=== DATASET ===

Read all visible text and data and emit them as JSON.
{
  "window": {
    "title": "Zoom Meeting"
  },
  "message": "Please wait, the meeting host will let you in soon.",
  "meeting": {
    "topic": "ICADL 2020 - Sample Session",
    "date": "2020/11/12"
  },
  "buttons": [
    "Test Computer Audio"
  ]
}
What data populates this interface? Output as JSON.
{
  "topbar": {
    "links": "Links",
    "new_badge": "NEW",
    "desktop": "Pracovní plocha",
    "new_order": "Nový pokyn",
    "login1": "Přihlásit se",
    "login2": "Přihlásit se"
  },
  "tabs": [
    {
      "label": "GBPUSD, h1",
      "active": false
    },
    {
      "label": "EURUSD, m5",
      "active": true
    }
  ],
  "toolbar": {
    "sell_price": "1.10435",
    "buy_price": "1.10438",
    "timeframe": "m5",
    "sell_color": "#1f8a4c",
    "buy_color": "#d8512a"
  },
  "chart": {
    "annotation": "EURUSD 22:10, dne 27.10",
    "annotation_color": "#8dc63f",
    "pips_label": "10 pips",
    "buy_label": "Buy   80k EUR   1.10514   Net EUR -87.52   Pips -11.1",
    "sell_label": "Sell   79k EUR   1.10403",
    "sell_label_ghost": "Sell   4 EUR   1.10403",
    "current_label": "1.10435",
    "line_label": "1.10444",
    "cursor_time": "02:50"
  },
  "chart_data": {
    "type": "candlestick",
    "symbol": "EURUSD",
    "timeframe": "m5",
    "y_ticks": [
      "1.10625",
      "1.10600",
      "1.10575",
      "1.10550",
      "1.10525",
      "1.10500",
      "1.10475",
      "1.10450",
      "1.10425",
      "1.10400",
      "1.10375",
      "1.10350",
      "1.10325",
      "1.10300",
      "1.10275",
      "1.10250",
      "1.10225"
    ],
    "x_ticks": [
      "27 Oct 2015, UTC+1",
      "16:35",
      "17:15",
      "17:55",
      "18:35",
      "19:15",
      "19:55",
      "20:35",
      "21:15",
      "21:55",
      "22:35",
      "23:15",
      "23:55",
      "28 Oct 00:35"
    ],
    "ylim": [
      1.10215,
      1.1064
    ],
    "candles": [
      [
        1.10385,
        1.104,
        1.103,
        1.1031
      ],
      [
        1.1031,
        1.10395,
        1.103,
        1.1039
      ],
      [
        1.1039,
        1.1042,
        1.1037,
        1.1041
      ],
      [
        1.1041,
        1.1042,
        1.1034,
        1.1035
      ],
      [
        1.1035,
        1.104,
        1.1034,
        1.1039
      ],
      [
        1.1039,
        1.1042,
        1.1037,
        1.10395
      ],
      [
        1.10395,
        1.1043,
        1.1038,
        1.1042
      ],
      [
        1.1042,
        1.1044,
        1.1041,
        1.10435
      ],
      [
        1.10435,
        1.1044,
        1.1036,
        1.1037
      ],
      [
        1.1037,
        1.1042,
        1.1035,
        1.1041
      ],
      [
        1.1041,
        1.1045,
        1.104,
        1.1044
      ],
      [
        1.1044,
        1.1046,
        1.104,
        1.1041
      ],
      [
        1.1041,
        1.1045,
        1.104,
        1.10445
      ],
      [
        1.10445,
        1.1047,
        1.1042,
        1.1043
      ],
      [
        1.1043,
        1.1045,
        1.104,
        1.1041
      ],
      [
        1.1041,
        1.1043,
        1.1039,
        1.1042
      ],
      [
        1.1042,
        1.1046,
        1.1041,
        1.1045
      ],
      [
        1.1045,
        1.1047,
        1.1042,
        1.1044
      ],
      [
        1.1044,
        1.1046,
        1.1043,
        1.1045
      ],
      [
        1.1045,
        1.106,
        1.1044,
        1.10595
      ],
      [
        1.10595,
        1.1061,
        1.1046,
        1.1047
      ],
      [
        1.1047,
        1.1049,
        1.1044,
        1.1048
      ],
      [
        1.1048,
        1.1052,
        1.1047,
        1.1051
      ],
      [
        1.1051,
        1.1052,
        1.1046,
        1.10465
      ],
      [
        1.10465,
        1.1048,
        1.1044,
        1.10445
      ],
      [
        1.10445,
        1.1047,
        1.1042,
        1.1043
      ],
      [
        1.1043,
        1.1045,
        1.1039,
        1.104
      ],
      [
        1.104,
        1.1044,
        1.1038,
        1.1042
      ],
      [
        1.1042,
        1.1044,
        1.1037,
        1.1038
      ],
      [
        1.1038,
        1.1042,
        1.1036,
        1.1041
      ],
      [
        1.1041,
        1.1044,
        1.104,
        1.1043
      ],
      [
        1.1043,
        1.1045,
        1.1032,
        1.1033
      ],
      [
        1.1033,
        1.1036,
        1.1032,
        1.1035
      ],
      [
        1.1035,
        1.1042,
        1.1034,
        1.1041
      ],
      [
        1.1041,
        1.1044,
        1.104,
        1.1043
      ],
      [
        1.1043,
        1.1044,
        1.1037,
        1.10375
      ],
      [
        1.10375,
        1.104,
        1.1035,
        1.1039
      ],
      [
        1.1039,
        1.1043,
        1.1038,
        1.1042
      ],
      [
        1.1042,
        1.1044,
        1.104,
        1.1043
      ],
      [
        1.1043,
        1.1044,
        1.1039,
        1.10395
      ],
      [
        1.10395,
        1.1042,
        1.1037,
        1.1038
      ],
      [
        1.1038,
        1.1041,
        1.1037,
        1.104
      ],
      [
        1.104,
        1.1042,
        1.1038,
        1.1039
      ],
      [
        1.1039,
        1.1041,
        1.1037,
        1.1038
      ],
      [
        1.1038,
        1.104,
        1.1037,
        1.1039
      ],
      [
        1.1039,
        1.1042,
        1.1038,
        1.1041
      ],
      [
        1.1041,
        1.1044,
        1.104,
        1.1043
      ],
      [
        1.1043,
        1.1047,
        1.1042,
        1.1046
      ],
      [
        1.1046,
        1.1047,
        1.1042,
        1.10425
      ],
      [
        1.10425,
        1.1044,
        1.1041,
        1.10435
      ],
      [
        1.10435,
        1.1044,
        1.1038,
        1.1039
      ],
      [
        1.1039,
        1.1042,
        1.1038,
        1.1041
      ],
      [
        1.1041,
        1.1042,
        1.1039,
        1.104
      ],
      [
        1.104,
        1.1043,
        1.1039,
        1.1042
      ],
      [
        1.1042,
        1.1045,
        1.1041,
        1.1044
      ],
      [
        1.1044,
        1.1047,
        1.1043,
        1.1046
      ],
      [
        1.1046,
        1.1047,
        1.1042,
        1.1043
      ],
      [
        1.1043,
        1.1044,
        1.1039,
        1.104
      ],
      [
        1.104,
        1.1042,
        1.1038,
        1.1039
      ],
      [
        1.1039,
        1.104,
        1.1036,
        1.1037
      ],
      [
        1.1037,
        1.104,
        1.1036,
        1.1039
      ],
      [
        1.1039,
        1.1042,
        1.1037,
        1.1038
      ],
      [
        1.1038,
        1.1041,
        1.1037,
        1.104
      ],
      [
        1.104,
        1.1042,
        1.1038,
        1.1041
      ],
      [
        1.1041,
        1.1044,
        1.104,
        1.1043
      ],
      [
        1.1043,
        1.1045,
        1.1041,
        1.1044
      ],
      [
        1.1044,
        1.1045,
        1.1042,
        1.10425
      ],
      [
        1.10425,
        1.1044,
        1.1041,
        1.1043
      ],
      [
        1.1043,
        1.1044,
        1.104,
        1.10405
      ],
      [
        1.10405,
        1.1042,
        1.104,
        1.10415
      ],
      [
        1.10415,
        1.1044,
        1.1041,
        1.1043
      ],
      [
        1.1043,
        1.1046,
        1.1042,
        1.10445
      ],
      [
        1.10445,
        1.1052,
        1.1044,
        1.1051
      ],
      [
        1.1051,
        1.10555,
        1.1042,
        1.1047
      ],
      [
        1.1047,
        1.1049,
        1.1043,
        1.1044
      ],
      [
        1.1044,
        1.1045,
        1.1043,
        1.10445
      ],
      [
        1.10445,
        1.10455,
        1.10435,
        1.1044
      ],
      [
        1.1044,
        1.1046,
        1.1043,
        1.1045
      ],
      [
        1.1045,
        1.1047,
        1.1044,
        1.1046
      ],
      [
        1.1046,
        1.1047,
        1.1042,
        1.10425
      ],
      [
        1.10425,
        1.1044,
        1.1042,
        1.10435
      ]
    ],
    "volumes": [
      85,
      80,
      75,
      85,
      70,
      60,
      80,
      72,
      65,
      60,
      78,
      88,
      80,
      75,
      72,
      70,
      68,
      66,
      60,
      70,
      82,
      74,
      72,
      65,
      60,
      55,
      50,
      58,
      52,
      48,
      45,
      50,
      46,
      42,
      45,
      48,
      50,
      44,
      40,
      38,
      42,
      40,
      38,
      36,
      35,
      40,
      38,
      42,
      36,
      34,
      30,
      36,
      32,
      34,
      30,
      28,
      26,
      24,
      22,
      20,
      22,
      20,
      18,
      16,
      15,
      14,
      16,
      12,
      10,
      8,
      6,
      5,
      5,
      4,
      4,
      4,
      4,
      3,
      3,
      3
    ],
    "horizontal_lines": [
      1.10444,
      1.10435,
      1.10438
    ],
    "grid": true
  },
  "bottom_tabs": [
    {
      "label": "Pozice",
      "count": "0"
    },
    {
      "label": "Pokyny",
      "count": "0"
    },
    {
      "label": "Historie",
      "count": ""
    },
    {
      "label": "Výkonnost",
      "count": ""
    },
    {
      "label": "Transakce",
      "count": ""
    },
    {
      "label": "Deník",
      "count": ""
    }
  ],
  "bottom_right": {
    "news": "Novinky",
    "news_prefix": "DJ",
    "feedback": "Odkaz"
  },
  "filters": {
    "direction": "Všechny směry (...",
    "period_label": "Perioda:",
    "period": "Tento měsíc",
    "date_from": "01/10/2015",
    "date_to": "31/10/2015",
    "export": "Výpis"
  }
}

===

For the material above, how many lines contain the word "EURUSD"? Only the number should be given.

3